Task prompt
Output every entry exactly, from the first line to the last.

Element data from apps and pages
═══
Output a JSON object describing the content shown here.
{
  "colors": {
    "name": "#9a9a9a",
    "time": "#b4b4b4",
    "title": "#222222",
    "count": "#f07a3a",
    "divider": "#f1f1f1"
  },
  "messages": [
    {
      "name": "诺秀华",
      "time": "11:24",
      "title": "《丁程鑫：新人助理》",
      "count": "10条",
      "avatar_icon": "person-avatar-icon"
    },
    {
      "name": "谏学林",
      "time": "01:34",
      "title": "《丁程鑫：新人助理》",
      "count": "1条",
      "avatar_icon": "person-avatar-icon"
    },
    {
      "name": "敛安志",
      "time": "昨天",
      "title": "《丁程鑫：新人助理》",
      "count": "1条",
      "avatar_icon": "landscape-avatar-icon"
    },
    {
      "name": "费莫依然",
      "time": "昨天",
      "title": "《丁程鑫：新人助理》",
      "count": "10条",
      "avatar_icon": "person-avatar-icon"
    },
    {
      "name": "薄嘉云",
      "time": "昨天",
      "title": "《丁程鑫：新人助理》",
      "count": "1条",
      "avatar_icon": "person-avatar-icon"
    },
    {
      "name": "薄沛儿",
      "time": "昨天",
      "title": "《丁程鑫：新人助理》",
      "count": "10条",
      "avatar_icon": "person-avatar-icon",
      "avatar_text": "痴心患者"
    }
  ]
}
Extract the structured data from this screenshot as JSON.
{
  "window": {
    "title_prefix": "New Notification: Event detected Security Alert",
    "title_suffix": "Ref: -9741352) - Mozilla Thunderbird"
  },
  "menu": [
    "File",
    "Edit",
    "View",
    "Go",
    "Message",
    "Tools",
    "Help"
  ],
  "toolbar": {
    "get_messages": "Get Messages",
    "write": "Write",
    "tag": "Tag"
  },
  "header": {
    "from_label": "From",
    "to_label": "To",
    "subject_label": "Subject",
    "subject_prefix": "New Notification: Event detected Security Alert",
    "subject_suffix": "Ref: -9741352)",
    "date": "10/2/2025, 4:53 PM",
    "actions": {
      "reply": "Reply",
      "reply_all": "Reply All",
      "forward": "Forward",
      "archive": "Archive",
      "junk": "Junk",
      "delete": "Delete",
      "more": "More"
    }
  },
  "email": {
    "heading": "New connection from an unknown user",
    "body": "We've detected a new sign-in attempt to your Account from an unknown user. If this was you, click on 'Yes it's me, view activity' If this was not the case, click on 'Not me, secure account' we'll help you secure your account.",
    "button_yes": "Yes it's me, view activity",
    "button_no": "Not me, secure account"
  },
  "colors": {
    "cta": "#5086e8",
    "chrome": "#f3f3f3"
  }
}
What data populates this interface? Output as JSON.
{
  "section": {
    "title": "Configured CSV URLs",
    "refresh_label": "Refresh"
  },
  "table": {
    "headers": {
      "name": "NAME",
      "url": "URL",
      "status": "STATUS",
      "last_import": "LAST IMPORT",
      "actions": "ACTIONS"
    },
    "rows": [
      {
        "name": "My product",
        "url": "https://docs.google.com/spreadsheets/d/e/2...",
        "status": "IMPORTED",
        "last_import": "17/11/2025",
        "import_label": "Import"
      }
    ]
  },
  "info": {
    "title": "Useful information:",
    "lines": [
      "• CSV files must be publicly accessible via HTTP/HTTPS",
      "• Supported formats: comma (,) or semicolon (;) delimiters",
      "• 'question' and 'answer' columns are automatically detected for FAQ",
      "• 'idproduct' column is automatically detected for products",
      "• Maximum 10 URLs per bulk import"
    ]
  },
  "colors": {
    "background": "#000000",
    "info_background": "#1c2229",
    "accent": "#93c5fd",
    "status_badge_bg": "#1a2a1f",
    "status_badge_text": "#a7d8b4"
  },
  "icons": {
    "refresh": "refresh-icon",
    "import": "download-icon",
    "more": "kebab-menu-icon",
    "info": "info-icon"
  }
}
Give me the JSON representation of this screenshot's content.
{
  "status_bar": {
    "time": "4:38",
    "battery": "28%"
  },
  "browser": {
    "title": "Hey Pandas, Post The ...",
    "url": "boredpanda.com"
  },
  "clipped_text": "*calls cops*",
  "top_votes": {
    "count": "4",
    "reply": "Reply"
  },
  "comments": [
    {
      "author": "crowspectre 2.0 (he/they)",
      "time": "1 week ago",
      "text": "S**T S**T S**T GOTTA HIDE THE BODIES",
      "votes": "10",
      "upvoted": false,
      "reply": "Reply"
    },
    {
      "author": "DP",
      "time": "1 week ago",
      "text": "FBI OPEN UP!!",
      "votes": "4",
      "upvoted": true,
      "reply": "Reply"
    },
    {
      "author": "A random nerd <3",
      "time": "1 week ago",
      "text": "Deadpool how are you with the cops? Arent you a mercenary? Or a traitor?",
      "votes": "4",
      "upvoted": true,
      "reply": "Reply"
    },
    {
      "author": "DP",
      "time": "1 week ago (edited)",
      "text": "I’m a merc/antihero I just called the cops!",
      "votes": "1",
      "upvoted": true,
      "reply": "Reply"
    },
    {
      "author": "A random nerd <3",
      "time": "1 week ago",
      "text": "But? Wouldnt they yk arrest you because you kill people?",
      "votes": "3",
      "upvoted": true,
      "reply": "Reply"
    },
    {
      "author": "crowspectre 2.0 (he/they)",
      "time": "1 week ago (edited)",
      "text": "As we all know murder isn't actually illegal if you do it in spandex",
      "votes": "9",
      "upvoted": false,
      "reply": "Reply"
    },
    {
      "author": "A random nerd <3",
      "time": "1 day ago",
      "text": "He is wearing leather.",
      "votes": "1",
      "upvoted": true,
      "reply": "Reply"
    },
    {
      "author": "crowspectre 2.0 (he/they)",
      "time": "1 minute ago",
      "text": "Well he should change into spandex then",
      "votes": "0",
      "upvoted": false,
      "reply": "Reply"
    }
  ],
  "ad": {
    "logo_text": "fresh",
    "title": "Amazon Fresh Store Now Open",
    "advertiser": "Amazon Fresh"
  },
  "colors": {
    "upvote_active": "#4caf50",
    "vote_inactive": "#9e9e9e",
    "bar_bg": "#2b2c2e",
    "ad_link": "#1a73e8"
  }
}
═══
Answer space
Output a JSON object describing the content shown here.
{
  "colors": {
    "name": "#9a9a9a",
    "time": "#b4b4b4",
    "title": "#222222",
    "count": "#f07a3a",
    "divider": "#f1f1f1"
  },
  "messages": [
    {
      "name": "诺秀华",
      "time": "11:24",
      "title": "《丁程鑫：新人助理》",
      "count": "10条",
      "avatar_icon": "person-avatar-icon"
    },
    {
      "name": "谏学林",
      "time": "01:34",
      "title": "《丁程鑫：新人助理》",
      "count": "1条",
      "avatar_icon": "person-avatar-icon"
    },
    {
      "name": "敛安志",
      "time": "昨天",
      "title": "《丁程鑫：新人助理》",
      "count": "1条",
      "avatar_icon": "landscape-avatar-icon"
    },
    {
      "name": "费莫依然",
      "time": "昨天",
      "title": "《丁程鑫：新人助理》",
      "count": "10条",
      "avatar_icon": "person-avatar-icon"
    },
    {
      "name": "薄嘉云",
      "time": "昨天",
      "title": "《丁程鑫：新人助理》",
      "count": "1条",
      "avatar_icon": "person-avatar-icon"
    },
    {
      "name": "薄沛儿",
      "time": "昨天",
      "title": "《丁程鑫：新人助理》",
      "count": "10条",
      "avatar_icon": "person-avatar-icon",
      "avatar_text": "痴心患者"
    }
  ]
}
Extract the structured data from this screenshot as JSON.
{
  "window": {
    "title_prefix": "New Notification: Event detected Security Alert",
    "title_suffix": "Ref: -9741352) - Mozilla Thunderbird"
  },
  "menu": [
    "File",
    "Edit",
    "View",
    "Go",
    "Message",
    "Tools",
    "Help"
  ],
  "toolbar": {
    "get_messages": "Get Messages",
    "write": "Write",
    "tag": "Tag"
  },
  "header": {
    "from_label": "From",
    "to_label": "To",
    "subject_label": "Subject",
    "subject_prefix": "New Notification: Event detected Security Alert",
    "subject_suffix": "Ref: -9741352)",
    "date": "10/2/2025, 4:53 PM",
    "actions": {
      "reply": "Reply",
      "reply_all": "Reply All",
      "forward": "Forward",
      "archive": "Archive",
      "junk": "Junk",
      "delete": "Delete",
      "more": "More"
    }
  },
  "email": {
    "heading": "New connection from an unknown user",
    "body": "We've detected a new sign-in attempt to your Account from an unknown user. If this was you, click on 'Yes it's me, view activity' If this was not the case, click on 'Not me, secure account' we'll help you secure your account.",
    "button_yes": "Yes it's me, view activity",
    "button_no": "Not me, secure account"
  },
  "colors": {
    "cta": "#5086e8",
    "chrome": "#f3f3f3"
  }
}
What data populates this interface? Output as JSON.
{
  "section": {
    "title": "Configured CSV URLs",
    "refresh_label": "Refresh"
  },
  "table": {
    "headers": {
      "name": "NAME",
      "url": "URL",
      "status": "STATUS",
      "last_import": "LAST IMPORT",
      "actions": "ACTIONS"
    },
    "rows": [
      {
        "name": "My product",
        "url": "https://docs.google.com/spreadsheets/d/e/2...",
        "status": "IMPORTED",
        "last_import": "17/11/2025",
        "import_label": "Import"
      }
    ]
  },
  "info": {
    "title": "Useful information:",
    "lines": [
      "• CSV files must be publicly accessible via HTTP/HTTPS",
      "• Supported formats: comma (,) or semicolon (;) delimiters",
      "• 'question' and 'answer' columns are automatically detected for FAQ",
      "• 'idproduct' column is automatically detected for products",
      "• Maximum 10 URLs per bulk import"
    ]
  },
  "colors": {
    "background": "#000000",
    "info_background": "#1c2229",
    "accent": "#93c5fd",
    "status_badge_bg": "#1a2a1f",
    "status_badge_text": "#a7d8b4"
  },
  "icons": {
    "refresh": "refresh-icon",
    "import": "download-icon",
    "more": "kebab-menu-icon",
    "info": "info-icon"
  }
}
Give me the JSON representation of this screenshot's content.
{
  "status_bar": {
    "time": "4:38",
    "battery": "28%"
  },
  "browser": {
    "title": "Hey Pandas, Post The ...",
    "url": "boredpanda.com"
  },
  "clipped_text": "*calls cops*",
  "top_votes": {
    "count": "4",
    "reply": "Reply"
  },
  "comments": [
    {
      "author": "crowspectre 2.0 (he/they)",
      "time": "1 week ago",
      "text": "S**T S**T S**T GOTTA HIDE THE BODIES",
      "votes": "10",
      "upvoted": false,
      "reply": "Reply"
    },
    {
      "author": "DP",
      "time": "1 week ago",
      "text": "FBI OPEN UP!!",
      "votes": "4",
      "upvoted": true,
      "reply": "Reply"
    },
    {
      "author": "A random nerd <3",
      "time": "1 week ago",
      "text": "Deadpool how are you with the cops? Arent you a mercenary? Or a traitor?",
      "votes": "4",
      "upvoted": true,
      "reply": "Reply"
    },
    {
      "author": "DP",
      "time": "1 week ago (edited)",
      "text": "I’m a merc/antihero I just called the cops!",
      "votes": "1",
      "upvoted": true,
      "reply": "Reply"
    },
    {
      "author": "A random nerd <3",
      "time": "1 week ago",
      "text": "But? Wouldnt they yk arrest you because you kill people?",
      "votes": "3",
      "upvoted": true,
      "reply": "Reply"
    },
    {
      "author": "crowspectre 2.0 (he/they)",
      "time": "1 week ago (edited)",
      "text": "As we all know murder isn't actually illegal if you do it in spandex",
      "votes": "9",
      "upvoted": false,
      "reply": "Reply"
    },
    {
      "author": "A random nerd <3",
      "time": "1 day ago",
      "text": "He is wearing leather.",
      "votes": "1",
      "upvoted": true,
      "reply": "Reply"
    },
    {
      "author": "crowspectre 2.0 (he/they)",
      "time": "1 minute ago",
      "text": "Well he should change into spandex then",
      "votes": "0",
      "upvoted": false,
      "reply": "Reply"
    }
  ],
  "ad": {
    "logo_text": "fresh",
    "title": "Amazon Fresh Store Now Open",
    "advertiser": "Amazon Fresh"
  },
  "colors": {
    "upvote_active": "#4caf50",
    "vote_inactive": "#9e9e9e",
    "bar_bg": "#2b2c2e",
    "ad_link": "#1a73e8"
  }
}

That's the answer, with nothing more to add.